On March 8, 1998, a lounge singer sings about her fetish for men with “armbands” and “the triumphant will.” Evey is sitting with Gordon in the club, and she notes that she’s “a bit too drunk.” Evey likes Gordon, she thinks to herself. He’s an aging gangster who can protect her. Evey notices Rosemary Almond, whom Gordon knows through some of his underworld connections, sitting at a table by herself. No one will befriend her, because the last two men she’s been with have died.
The art in Norsefire is, without exception, crude, propagandistic, and childish. Here, the lounge singer’s act is purely sexual and nationalistic (using language associated with Nazis)—it has no redeeming artistic value. Evey’s relationship with Gordon is remarkably similar to that between Evey and V—she turns to men for protection. She still craves a father-figure, and finds one in Gordon.
As Evey sits in the club, she notices a gangster Gordon knows, named Robert, talking with another man. Robert begs the man—who we recognize as Peter Creedy—to help him save his mother. While Derek Almond was alive, Robert explains, there was “an understanding” that kept his mother from being sent to “a home.” Creedy impatiently explains that no such understanding exists anymore—Robert’s mother will have to be sent to the home. Robert insists that the “home” is really a gas chamber, and he begins to weep.

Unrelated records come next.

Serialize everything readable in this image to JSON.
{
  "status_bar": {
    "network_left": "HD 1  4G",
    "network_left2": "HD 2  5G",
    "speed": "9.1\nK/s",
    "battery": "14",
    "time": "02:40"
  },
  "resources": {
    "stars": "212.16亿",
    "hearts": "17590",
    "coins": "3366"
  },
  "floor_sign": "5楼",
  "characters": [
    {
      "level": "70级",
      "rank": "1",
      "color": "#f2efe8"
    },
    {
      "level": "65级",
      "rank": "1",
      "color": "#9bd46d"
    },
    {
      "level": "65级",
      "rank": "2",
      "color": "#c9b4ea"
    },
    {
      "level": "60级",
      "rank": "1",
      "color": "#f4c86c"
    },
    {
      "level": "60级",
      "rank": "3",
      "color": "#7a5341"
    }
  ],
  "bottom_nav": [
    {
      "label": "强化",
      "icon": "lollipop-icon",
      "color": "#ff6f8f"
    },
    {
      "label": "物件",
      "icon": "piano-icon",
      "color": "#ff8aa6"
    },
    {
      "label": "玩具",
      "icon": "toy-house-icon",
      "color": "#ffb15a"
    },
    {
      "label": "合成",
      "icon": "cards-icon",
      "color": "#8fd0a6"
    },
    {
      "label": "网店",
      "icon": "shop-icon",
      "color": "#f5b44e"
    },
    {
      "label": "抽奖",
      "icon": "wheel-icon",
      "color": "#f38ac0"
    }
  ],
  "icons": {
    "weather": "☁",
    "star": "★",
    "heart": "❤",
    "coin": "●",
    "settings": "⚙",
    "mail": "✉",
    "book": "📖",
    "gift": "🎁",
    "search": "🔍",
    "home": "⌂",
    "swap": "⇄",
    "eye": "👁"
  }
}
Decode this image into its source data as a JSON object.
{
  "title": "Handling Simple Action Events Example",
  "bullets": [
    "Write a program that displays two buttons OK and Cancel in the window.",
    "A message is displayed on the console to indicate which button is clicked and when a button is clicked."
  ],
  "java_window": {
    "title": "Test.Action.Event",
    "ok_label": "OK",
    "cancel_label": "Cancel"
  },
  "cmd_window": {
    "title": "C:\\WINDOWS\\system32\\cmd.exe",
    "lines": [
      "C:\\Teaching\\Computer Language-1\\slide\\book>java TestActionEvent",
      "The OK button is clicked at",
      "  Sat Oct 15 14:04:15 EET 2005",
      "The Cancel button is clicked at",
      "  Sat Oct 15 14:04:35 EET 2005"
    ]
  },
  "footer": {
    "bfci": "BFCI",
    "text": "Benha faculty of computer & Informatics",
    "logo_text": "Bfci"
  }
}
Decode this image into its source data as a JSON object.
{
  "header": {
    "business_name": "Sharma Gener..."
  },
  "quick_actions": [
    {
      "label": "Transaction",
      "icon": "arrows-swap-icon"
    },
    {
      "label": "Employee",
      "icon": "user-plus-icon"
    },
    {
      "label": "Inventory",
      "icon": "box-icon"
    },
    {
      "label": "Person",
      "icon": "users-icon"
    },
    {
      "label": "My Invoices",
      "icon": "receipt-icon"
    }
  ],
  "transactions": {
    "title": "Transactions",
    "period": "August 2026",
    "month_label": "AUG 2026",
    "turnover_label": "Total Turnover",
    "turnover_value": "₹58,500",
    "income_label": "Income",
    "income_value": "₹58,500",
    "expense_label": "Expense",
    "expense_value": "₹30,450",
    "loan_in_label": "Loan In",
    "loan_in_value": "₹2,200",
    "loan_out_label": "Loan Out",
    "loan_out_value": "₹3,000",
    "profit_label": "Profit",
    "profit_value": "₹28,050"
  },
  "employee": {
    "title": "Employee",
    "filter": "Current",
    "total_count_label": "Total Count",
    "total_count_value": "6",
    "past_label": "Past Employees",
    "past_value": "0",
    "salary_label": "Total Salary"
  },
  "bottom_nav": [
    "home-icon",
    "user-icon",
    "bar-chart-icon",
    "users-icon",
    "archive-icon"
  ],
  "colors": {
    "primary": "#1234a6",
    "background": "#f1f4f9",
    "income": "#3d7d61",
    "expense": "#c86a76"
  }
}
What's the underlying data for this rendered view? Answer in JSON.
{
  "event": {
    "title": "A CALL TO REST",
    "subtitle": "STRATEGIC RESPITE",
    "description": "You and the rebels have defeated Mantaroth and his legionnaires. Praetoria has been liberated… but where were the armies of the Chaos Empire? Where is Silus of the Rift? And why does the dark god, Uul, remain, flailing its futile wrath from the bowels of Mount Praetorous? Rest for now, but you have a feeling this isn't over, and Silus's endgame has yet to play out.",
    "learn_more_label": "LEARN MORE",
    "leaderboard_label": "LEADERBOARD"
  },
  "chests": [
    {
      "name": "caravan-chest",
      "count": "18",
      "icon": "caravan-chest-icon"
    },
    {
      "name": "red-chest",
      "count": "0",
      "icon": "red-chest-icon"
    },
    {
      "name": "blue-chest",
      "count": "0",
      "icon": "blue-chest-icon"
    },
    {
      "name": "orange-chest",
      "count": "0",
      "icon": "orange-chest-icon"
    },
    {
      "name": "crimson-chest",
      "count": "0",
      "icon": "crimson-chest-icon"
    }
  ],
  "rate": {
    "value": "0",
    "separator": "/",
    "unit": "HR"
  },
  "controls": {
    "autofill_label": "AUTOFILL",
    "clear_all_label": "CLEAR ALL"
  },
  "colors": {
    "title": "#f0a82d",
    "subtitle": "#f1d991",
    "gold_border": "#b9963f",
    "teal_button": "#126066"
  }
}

In this section, we learn new, shocking information about the Norsefire state: the elderly are sent to gas chambers when they’re too old to work. The heartlessness of the Fingermen is obvious—presumably Creedy has a mother of his own, whom he’s either protected using his influence, or sent to the gas chamber.
Evey watches as Robert cries. He screams, “We shouldn’t have to live like this,” and he begins pushing and shoving, and a fight breaks out. Quickly, Gordon leads Evey out of the club. Outside, Evey begins to weep too, saying that Robert was right—humans shouldn’t have to live like this. Gordon nods, and asks Evey what she’s going to do about it. As they walk away from the club, we see V watching them.
Even after Evey rejects V’s radicalism, she can’t entirely forget what she sees everyday. She recognizes that V is right to be dissatisfied with the status quo in England. The chapter ends with a reminder that V hasn’t disappeared from Evey’s life altogether—he’s still watching her, and presumably has new plans for her.